» **Activity**
Write out the lines below once more, exactly as they appear. Do not include pictures.
·····
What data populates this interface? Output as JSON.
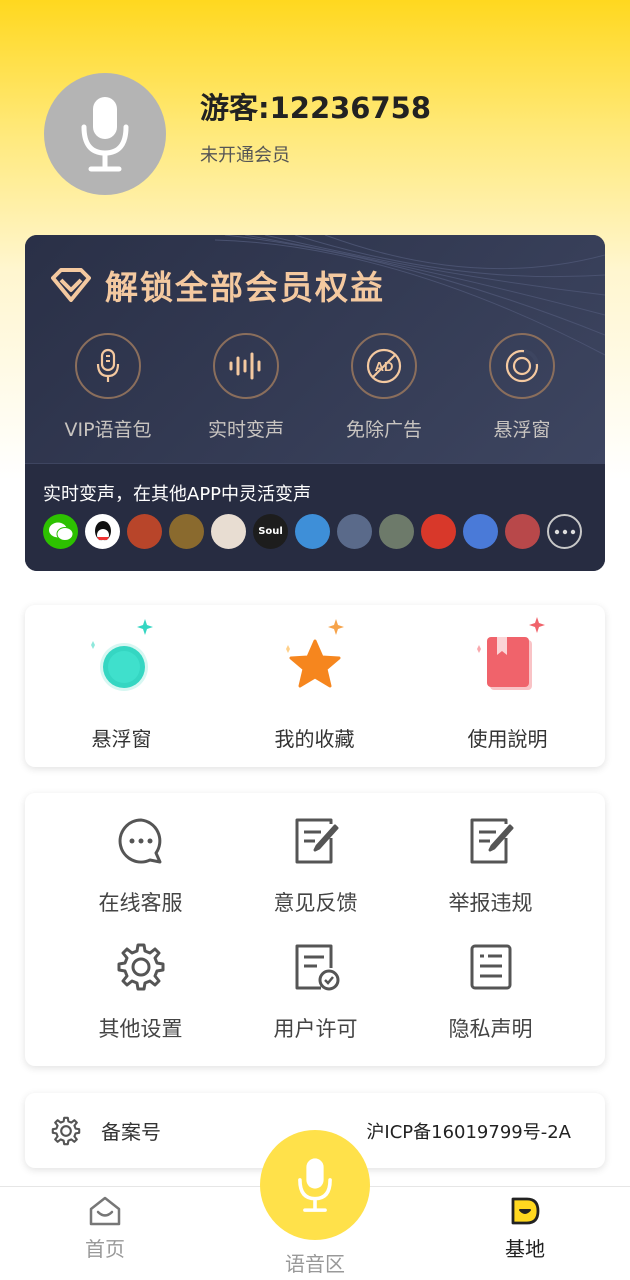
{
  "profile": {
    "username": "游客:12236758",
    "status": "未开通会员",
    "avatar_icon": "microphone-icon"
  },
  "vip": {
    "title": "解锁全部会员权益",
    "title_color": "#F4C9A0",
    "features": [
      {
        "label": "VIP语音包",
        "icon": "microphone-icon"
      },
      {
        "label": "实时变声",
        "icon": "sound-wave-icon"
      },
      {
        "label": "免除广告",
        "icon": "no-ad-icon"
      },
      {
        "label": "悬浮窗",
        "icon": "floating-window-icon"
      }
    ],
    "subtitle": "实时变声，在其他APP中灵活变声",
    "apps": [
      {
        "name": "wechat-icon",
        "text": "",
        "color": "#2DC100"
      },
      {
        "name": "qq-icon",
        "text": "",
        "color": "#ffffff"
      },
      {
        "name": "game-icon-1",
        "text": "",
        "color": "#b8452a"
      },
      {
        "name": "game-icon-2",
        "text": "",
        "color": "#8a6a2e"
      },
      {
        "name": "game-icon-3",
        "text": "",
        "color": "#e8ddd2"
      },
      {
        "name": "soul-icon",
        "text": "Soul",
        "color": "#1d1d1d"
      },
      {
        "name": "game-icon-4",
        "text": "",
        "color": "#3e8fd8"
      },
      {
        "name": "game-icon-5",
        "text": "",
        "color": "#5a6a8a"
      },
      {
        "name": "game-icon-6",
        "text": "",
        "color": "#6d7a6a"
      },
      {
        "name": "game-icon-7",
        "text": "",
        "color": "#d8382a"
      },
      {
        "name": "game-icon-8",
        "text": "",
        "color": "#4a7ad8"
      },
      {
        "name": "game-icon-9",
        "text": "",
        "color": "#b8484a"
      }
    ]
  },
  "quick": [
    {
      "label": "悬浮窗",
      "icon": "floating-ball-icon"
    },
    {
      "label": "我的收藏",
      "icon": "star-icon"
    },
    {
      "label": "使用說明",
      "icon": "book-icon"
    }
  ],
  "services": [
    {
      "label": "在线客服",
      "icon": "chat-bubble-icon"
    },
    {
      "label": "意见反馈",
      "icon": "feedback-icon"
    },
    {
      "label": "举报违规",
      "icon": "report-icon"
    },
    {
      "label": "其他设置",
      "icon": "gear-icon"
    },
    {
      "label": "用户许可",
      "icon": "license-icon"
    },
    {
      "label": "隐私声明",
      "icon": "privacy-icon"
    }
  ],
  "record": {
    "label": "备案号",
    "value": "沪ICP备16019799号-2A"
  },
  "tabbar": {
    "home": "首页",
    "voice": "语音区",
    "base": "基地"
  },
  "colors": {
    "accent_yellow": "#FFD81F",
    "vip_bg": "#2c3247",
    "teal": "#35d6c2",
    "orange": "#f6861e",
    "red": "#f0636b"
  }
}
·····
» **Written response**
What data populates this interface? Output as JSON.
{
  "profile": {
    "username": "游客:12236758",
    "status": "未开通会员",
    "avatar_icon": "microphone-icon"
  },
  "vip": {
    "title": "解锁全部会员权益",
    "title_color": "#F4C9A0",
    "features": [
      {
        "label": "VIP语音包",
        "icon": "microphone-icon"
      },
      {
        "label": "实时变声",
        "icon": "sound-wave-icon"
      },
      {
        "label": "免除广告",
        "icon": "no-ad-icon"
      },
      {
        "label": "悬浮窗",
        "icon": "floating-window-icon"
      }
    ],
    "subtitle": "实时变声，在其他APP中灵活变声",
    "apps": [
      {
        "name": "wechat-icon",
        "text": "",
        "color": "#2DC100"
      },
      {
        "name": "qq-icon",
        "text": "",
        "color": "#ffffff"
      },
      {
        "name": "game-icon-1",
        "text": "",
        "color": "#b8452a"
      },
      {
        "name": "game-icon-2",
        "text": "",
        "color": "#8a6a2e"
      },
      {
        "name": "game-icon-3",
        "text": "",
        "color": "#e8ddd2"
      },
      {
        "name": "soul-icon",
        "text": "Soul",
        "color": "#1d1d1d"
      },
      {
        "name": "game-icon-4",
        "text": "",
        "color": "#3e8fd8"
      },
      {
        "name": "game-icon-5",
        "text": "",
        "color": "#5a6a8a"
      },
      {
        "name": "game-icon-6",
        "text": "",
        "color": "#6d7a6a"
      },
      {
        "name": "game-icon-7",
        "text": "",
        "color": "#d8382a"
      },
      {
        "name": "game-icon-8",
        "text": "",
        "color": "#4a7ad8"
      },
      {
        "name": "game-icon-9",
        "text": "",
        "color": "#b8484a"
      }
    ]
  },
  "quick": [
    {
      "label": "悬浮窗",
      "icon": "floating-ball-icon"
    },
    {
      "label": "我的收藏",
      "icon": "star-icon"
    },
    {
      "label": "使用說明",
      "icon": "book-icon"
    }
  ],
  "services": [
    {
      "label": "在线客服",
      "icon": "chat-bubble-icon"
    },
    {
      "label": "意见反馈",
      "icon": "feedback-icon"
    },
    {
      "label": "举报违规",
      "icon": "report-icon"
    },
    {
      "label": "其他设置",
      "icon": "gear-icon"
    },
    {
      "label": "用户许可",
      "icon": "license-icon"
    },
    {
      "label": "隐私声明",
      "icon": "privacy-icon"
    }
  ],
  "record": {
    "label": "备案号",
    "value": "沪ICP备16019799号-2A"
  },
  "tabbar": {
    "home": "首页",
    "voice": "语音区",
    "base": "基地"
  },
  "colors": {
    "accent_yellow": "#FFD81F",
    "vip_bg": "#2c3247",
    "teal": "#35d6c2",
    "orange": "#f6861e",
    "red": "#f0636b"
  }
}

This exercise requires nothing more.